“It was interesting,” said Eaton, a 26-year-old Oregon grad. “When I wanted to make a move, like I would in the [flat 400 meters], a hurdle would come up. So I slowed down.”Still, his time of 50.01 seconds would have been a world record as recently as June 1956. And he now stands 15th on the 2014 world list.
Not bad for a rookie.
It was the first time he’d ever run the 400 hurdles, he said. The longest he’d gone before was 300 meters in practice. And the race winner in 49.43, Jeshua Anderson, was a three-time NCAA champion for Washington State University with a best of 47.93.
In fact, Eaton’s time would have taken seventh in the USA national championships last year.
Of course, Eaton is world-class in the 110-meter high hurdles, where he has a best of 13.35 seconds.

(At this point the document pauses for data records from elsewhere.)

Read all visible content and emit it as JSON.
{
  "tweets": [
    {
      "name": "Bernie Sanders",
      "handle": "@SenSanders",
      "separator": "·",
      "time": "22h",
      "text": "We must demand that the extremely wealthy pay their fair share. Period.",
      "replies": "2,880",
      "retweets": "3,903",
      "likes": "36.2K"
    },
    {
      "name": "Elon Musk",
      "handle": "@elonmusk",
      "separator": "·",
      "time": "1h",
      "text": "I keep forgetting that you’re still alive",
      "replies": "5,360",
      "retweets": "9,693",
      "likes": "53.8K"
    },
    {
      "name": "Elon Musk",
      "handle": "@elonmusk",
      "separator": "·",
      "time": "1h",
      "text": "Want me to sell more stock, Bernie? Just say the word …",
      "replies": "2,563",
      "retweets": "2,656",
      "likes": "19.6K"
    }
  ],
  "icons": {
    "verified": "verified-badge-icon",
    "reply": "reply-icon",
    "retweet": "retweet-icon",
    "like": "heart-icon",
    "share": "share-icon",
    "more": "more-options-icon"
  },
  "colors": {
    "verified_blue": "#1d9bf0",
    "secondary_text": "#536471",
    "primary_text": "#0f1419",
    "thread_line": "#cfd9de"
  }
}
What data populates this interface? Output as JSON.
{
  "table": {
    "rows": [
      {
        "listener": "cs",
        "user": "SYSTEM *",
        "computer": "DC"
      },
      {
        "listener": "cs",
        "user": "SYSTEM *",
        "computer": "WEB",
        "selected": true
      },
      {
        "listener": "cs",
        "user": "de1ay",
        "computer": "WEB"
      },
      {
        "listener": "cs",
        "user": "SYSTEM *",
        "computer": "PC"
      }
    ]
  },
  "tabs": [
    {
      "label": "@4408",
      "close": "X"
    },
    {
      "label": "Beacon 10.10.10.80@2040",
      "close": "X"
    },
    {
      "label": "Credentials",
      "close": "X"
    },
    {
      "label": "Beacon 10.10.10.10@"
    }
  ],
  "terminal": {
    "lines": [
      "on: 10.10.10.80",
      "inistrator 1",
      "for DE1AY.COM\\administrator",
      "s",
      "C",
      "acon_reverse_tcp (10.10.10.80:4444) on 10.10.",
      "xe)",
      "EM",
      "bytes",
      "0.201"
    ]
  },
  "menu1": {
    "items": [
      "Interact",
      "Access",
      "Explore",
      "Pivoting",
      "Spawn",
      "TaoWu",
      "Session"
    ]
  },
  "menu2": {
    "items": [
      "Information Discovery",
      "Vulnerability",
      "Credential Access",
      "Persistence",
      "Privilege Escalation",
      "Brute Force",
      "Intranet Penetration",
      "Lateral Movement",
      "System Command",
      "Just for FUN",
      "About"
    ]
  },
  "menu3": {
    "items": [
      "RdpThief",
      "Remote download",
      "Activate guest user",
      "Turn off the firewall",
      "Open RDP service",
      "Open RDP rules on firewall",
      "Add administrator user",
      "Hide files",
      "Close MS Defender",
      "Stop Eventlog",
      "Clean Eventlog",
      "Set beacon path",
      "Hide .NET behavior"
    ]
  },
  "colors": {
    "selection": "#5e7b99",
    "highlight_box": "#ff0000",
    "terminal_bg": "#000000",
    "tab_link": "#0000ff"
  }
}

His best in the flat 400-meter dash is 45.64.
Eaton said that before Saturday’s race he had no idea what he would run.
“Now I see 48 [seconds] is possible,” he said. “I don’t see any reason why I wouldn’t be able to run 48,” which — if he means 48.0 — has been done by only several dozen men and would be less than a second off the best of Edwin Moses (47.02), the event’s greatest star.
Second after Anderson was Miles Ukaoma of Nebraska (49.76). He was trailed by Nigerian Olympian Amaechi Morton at 49.95, an Atlanta-born NCAA champion who came over to congratulate Eaton.
Eaton’s debut at the long hurdles — in lane 6 over 10 barriers around a complete lap — was long-awaited.
Asked why he was tackling the grueling event, the Nike-sponsored athlete said: “It’s an off-year,” with no Olympics of IAAF world outdoor championships. “Something different.”
Eaton said he ran 13 steps between hurdles until the sixth barrier, when he switched to 14 — meaning he switched legs that go over the hurdle first.
The majority of fans posting to the Track & Field News message board were impressed.
“I find that an awesome first go!” said one.
“You aren’t kidding,” said another. “The race is a man-killer and he put up a fantastic first effort.”
A third remarked: “If anyone was expecting [under] 49.50, then they probably don’t really understand our sport. That opener is remarkable.”
“The guy is a beast, a superman for even getting into this event,” said a fourth. “My deepest admiration and respect for the man.”
Eaton’s wife, Canadian Olympian and heptathlete Brianne Theisen-Eaton, also competed at the 56th Mt. SAC Relays under sunny skies and temperatures in the high 70s.
She was a matching fourth in the women’s elite invitational long jump, going 6.38 meters (just under 21 feet) behind event winner Whitney Gipson of Nike, who leaped 6.49 meters (21-3 1/2). And she took sixth in the 100-meter hurdles, clocking 13.08 seconds behind the winning 12.71 of Arkansas State’s Sharika Nelvis.